BEGIN Data provided

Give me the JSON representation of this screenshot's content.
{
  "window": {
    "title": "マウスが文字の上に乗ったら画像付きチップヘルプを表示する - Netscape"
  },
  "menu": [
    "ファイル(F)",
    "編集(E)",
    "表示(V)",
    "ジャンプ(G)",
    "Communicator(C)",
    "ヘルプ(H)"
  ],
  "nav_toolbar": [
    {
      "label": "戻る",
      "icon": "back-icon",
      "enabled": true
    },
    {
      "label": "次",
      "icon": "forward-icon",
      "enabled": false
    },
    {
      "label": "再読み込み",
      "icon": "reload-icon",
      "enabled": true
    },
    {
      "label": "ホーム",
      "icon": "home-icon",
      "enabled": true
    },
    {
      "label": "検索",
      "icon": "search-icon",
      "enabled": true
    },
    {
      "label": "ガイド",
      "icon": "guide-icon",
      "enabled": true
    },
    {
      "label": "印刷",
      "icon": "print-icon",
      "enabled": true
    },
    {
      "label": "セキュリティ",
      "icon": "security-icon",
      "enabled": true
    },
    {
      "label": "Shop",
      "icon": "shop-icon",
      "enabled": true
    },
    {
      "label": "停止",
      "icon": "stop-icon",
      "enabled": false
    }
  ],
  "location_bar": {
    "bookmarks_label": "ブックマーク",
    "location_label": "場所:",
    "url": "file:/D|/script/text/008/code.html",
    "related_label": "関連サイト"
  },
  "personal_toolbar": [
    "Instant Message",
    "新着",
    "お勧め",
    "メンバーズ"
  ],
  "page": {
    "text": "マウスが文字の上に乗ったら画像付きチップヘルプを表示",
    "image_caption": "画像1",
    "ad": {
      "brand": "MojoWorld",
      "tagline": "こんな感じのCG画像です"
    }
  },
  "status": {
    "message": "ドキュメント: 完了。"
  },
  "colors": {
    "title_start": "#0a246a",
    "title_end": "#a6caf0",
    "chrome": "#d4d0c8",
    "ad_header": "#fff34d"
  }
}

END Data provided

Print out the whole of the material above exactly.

Give me the JSON representation of this screenshot's content.
{
  "window": {
    "title": "マウスが文字の上に乗ったら画像付きチップヘルプを表示する - Netscape"
  },
  "menu": [
    "ファイル(F)",
    "編集(E)",
    "表示(V)",
    "ジャンプ(G)",
    "Communicator(C)",
    "ヘルプ(H)"
  ],
  "nav_toolbar": [
    {
      "label": "戻る",
      "icon": "back-icon",
      "enabled": true
    },
    {
      "label": "次",
      "icon": "forward-icon",
      "enabled": false
    },
    {
      "label": "再読み込み",
      "icon": "reload-icon",
      "enabled": true
    },
    {
      "label": "ホーム",
      "icon": "home-icon",
      "enabled": true
    },
    {
      "label": "検索",
      "icon": "search-icon",
      "enabled": true
    },
    {
      "label": "ガイド",
      "icon": "guide-icon",
      "enabled": true
    },
    {
      "label": "印刷",
      "icon": "print-icon",
      "enabled": true
    },
    {
      "label": "セキュリティ",
      "icon": "security-icon",
      "enabled": true
    },
    {
      "label": "Shop",
      "icon": "shop-icon",
      "enabled": true
    },
    {
      "label": "停止",
      "icon": "stop-icon",
      "enabled": false
    }
  ],
  "location_bar": {
    "bookmarks_label": "ブックマーク",
    "location_label": "場所:",
    "url": "file:/D|/script/text/008/code.html",
    "related_label": "関連サイト"
  },
  "personal_toolbar": [
    "Instant Message",
    "新着",
    "お勧め",
    "メンバーズ"
  ],
  "page": {
    "text": "マウスが文字の上に乗ったら画像付きチップヘルプを表示",
    "image_caption": "画像1",
    "ad": {
      "brand": "MojoWorld",
      "tagline": "こんな感じのCG画像です"
    }
  },
  "status": {
    "message": "ドキュメント: 完了。"
  },
  "colors": {
    "title_start": "#0a246a",
    "title_end": "#a6caf0",
    "chrome": "#d4d0c8",
    "ad_header": "#fff34d"
  }
}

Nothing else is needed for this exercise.